Myth: This deal could wreck team chemistry.
Fact: Cardinals management is building through the farm system.
The reason Walt Jocketty is in Cincinnati is because Cardinals ownership decided to side with Jeff Luhnow and build through the farm system instead of trading pieces for veterans each season. With the emergence of Jon Jay, Allen Craig, David Freese and Tyler Greene, it is clear that the youth movement is a permanent fixture for the time being. With all these young players contributing, it made Ludwick expendable.

Albert Pujols.

Simply put, the Cardinals have to figure out how to pay Albert between $27-$30 million a year. He makes $15 million now. Ludwick would have cost $7-$8 million next year. Do the math. It also explains why we took Westbrook, who's only costing us a few million for the rest of the year, instead of Oswalt, Haren, or another more expensive pitcher. It also justifies going with the kids from Memphis in three or four lineup spots instead of more expensive veterans. Owner Bill DeWitt is not going to expand the payroll to cover Pujols' pay raise, and Pujols won't settle for anything other than becoming the highest-paid player in baseball. Ludwick's salary makes the math a lot easier. As fond as we were of Ludwick, does anyone in Cardinal nation really want to see Albert in Bronx pinstripes in 2012? That really would be the end of the world.

Sunday, August 01, 2010

It's Good to be Back!

Hello again, Sandlot fans. It's been a long time. The day job devoured all of my time since last year's football season, but the job situation changed this summer, and I am rededicating myself to posting about the sports we all care about on a more regular basis. If this is your first time visiting, welcome! For readers both old and new, you can expect honest opinions from a fan's point of view about what's going on in Missouri and midwest professional and college sports. Just to give you a sample and to wade back into the waters, I'm offering short takes on a variety of topics to give you an idea of what to expect in the future.

Why is the offense underachieving and inconsistent? What effect will the Ludwick-for-Westbrook trade have on team chemistry and performance? Can the Cardinals pull away from the Reds, or will the race go down to the wire? We'll talk about these issues and more, including the future of Albert Pujols.

The $78 million question is simply, "Is Sam Bradford worth that much money?" The quick answer is, "Not until he proves that he's worth it." This team is not going back to the Superbowl any time soon, but in terms of fan priorities, I'll list a few: 1) More competitive in games, even when they lose; 2) Bradford shows potential, makes some great throws, gives fans hope; 3) Defense gets tougher, harder, more physical, more punishing, even when they lose; 4) Coaching staff makes smarter game plans and game day decisions.
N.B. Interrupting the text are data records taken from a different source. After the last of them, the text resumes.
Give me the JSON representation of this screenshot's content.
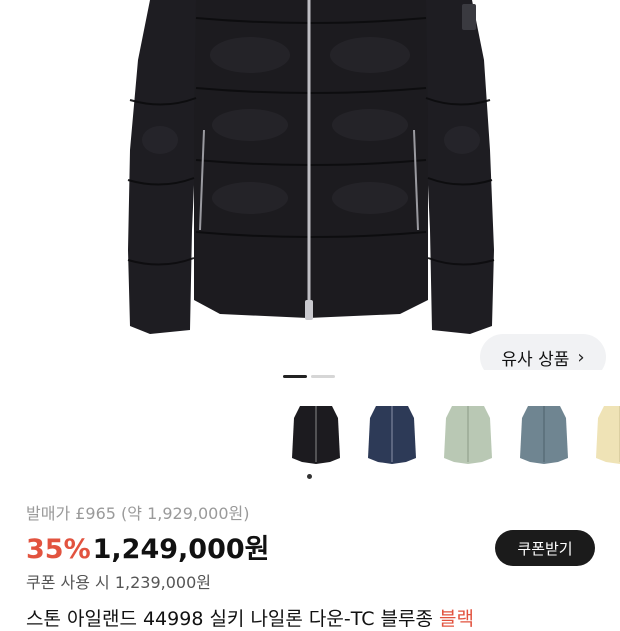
{
  "product": {
    "similar_button_label": "유사 상품",
    "original_price": "발매가 £965 (약 1,929,000원)",
    "discount": "35%",
    "sale_price": "1,249,000원",
    "coupon_price": "쿠폰 사용 시 1,239,000원",
    "coupon_button_label": "쿠폰받기",
    "title": "스톤 아일랜드 44998 실키 나일론 다운-TC 블루종",
    "title_brand_tail": "블랙"
  },
  "carousel": {
    "pages": 2,
    "active_page": 1
  },
  "thumbnails": [
    {
      "name": "black",
      "color": "#1c1b1f"
    },
    {
      "name": "navy",
      "color": "#2d3a57"
    },
    {
      "name": "sage",
      "color": "#b9c8b4"
    },
    {
      "name": "slate",
      "color": "#6f8591"
    },
    {
      "name": "cream",
      "color": "#efe3b6"
    }
  ],
  "colors": {
    "accent": "#e2533f",
    "jacket": "#1c1b1f"
  }
}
Even if they only win five or six games, if these things can happen, they'll at least be worth watching.

Last year was a "pass" year, with the loss of significant talent and Blake Gabbert's first year as the starting QB. No more excuses this year, but even bigger challenges ahead with back-to-back games against Oklahoma at home and then on the road against Nebraska. Until we beat the big boys, we're nothing more than a second-tier program, and that's just not good enough for a program of this size. Key issue: defense, which gave up way too many points last year.
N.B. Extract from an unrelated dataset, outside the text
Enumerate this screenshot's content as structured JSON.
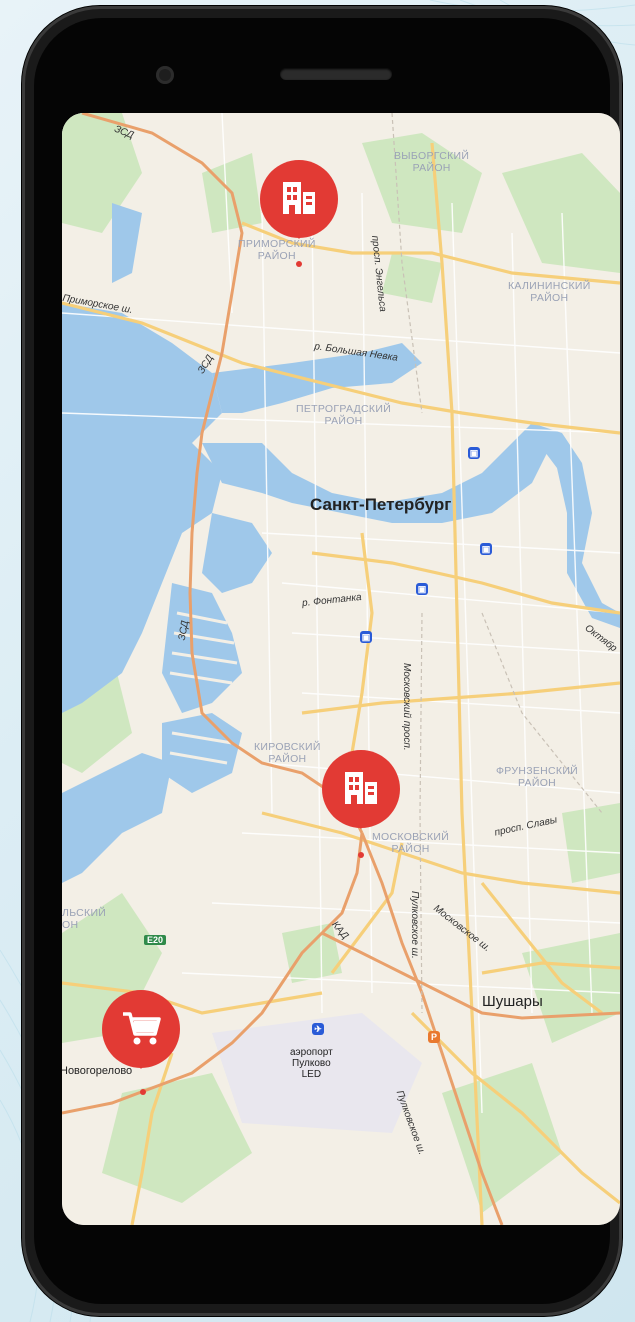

Yes, of course Brett Favre is coming back, but the odds of him having the kind of season he had last year are unlikely. The window of opportunity is far slimmer this year than last, and with a labor lockout stoppage likely for next season, this may be the last chance for Purple Reign this decade. Key goal: win home field advantage for entire NFC playoffs.

I'll be tackling these topics and many more in the days and weeks ahead. If you're a Facebook friend, I'll update new posts there, or you can subscribe to free RSS feeds and notices. However you get here, I hope you have a good time!